To use waste as an example, mathematically it can be proven that there are 100 top diluted business names being used by 100 million businesses around the world. These users are convinced that they have trademark protection and keep spending small fortunes to stay amused of their brand name success. In reality the majority dont. Mathematically it can also be proven that there are at least 5 million businesses around the world that would directly benefit by the ownership of an exclusive name identity as a gTLD and enjoy a higher level of business marketing interaction.
With the right application and name behind it, a gTLD can be the fastest and most economical maneuver to acquire a distinct global identity. Global advertising and branding services perceive this as a threat.
Trademarks have served the society very well over the last few centuries and today they still play the most critical role in defining and protecting the rightful owners of marks. However, the procedural sluggishness fails to match the requirements of cyber speed. Somehow if the name filing complexities and country by country conflicts with legal variance could be automated to create graphical easy to decipher charts the losing battles or winning streaks would save billions in wasted endless chase.
On the other hand the domain name registration system from the inception had no regard for trademark rule of law as first come first serve basis was indirectly created to allow Intellectual Property theft in broad day light. Decades later, it created booming defensive registration industry and also the URDP uniform domain name conflict resolution policy applications; where appointed lawyers decide the future of conflicting domain names for several thousands of dollars. Currently, there are some 2-4000 such conflicting cases being processed each year. Are the two systems feeding each other, where are the better and streamlined procedures to eliminate waste caused by easy and simple access to initiate conflict?

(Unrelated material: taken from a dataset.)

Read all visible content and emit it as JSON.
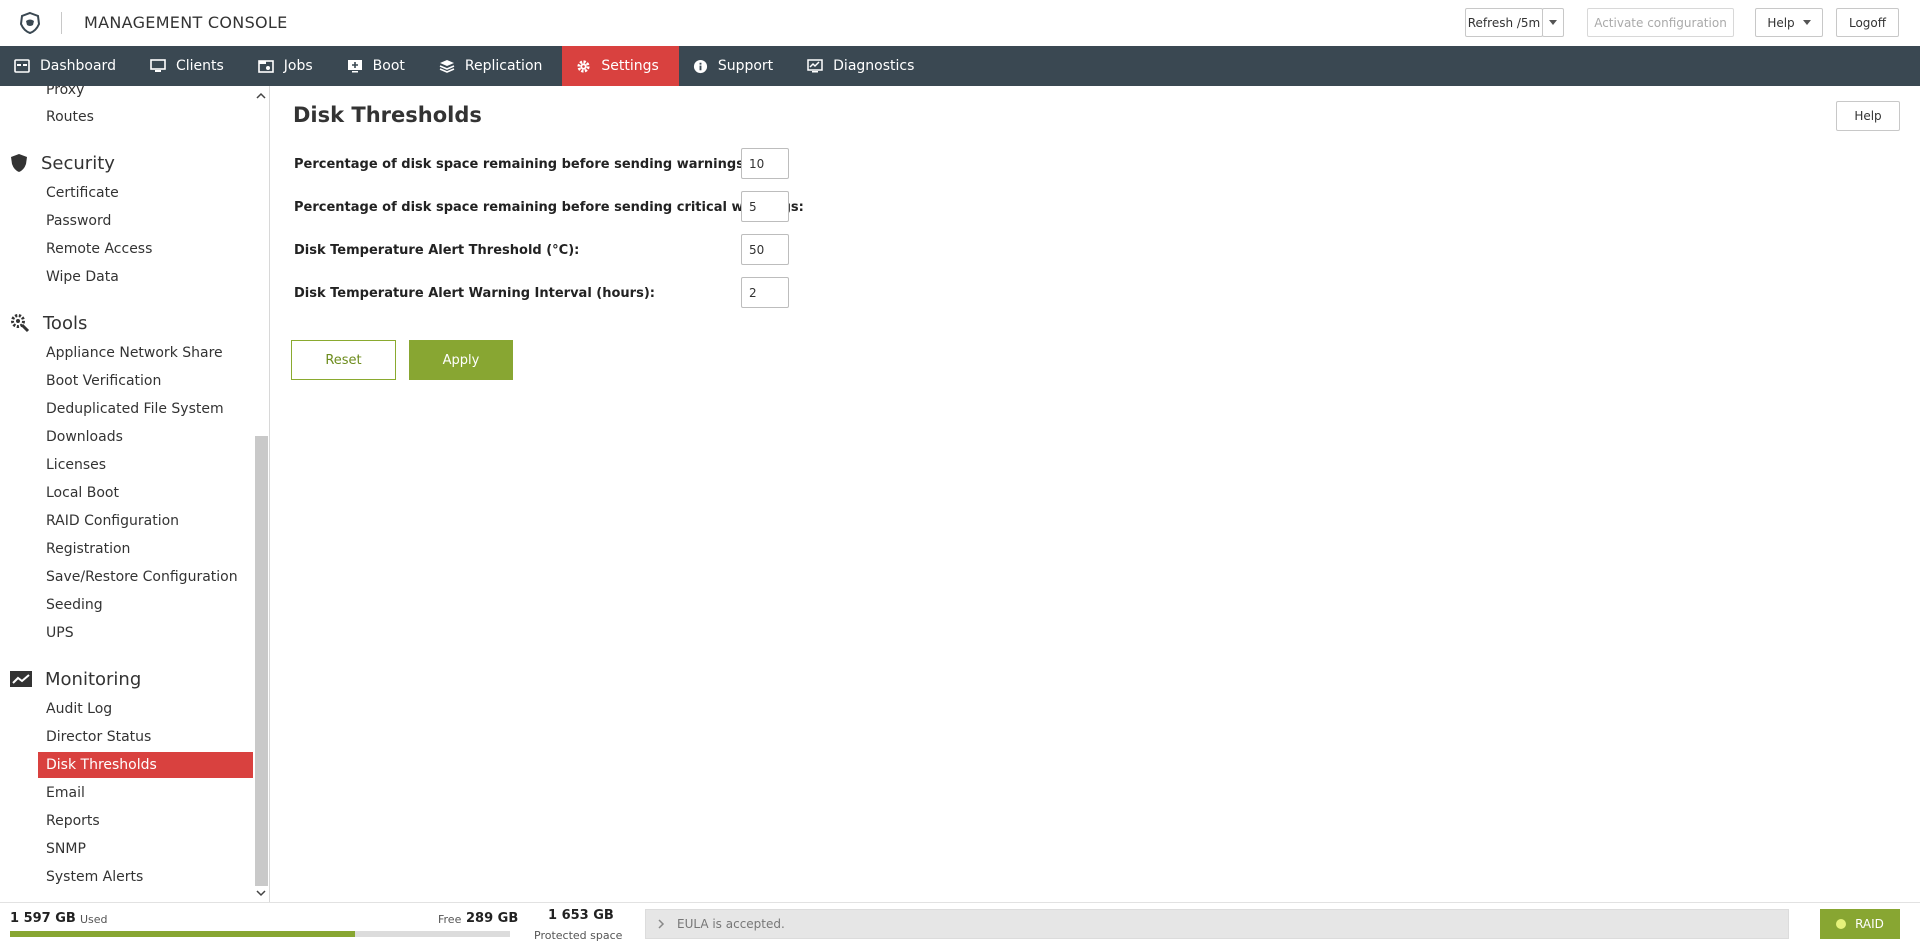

Is global silence really that golden? Such granular nomenclature issues were never discussed in-depth at any forum of ICANN or by any other concerned organization where the centrality of agenda challenged the current trademarking and global name branding procedures and focused on the future of the global naming complexities in juxtaposition to global domain name expansion. Instead, some mythical fear mongering has been created by global branding agencies and law firms where half knowledge amongst the top global cadre was used to its greatest advantage. The granular debate for now is simply lost in the fog of war. ICANN has taken the bull by the horn. The opposition to GTLD is huge and the spectators are slowly warming up for the fight.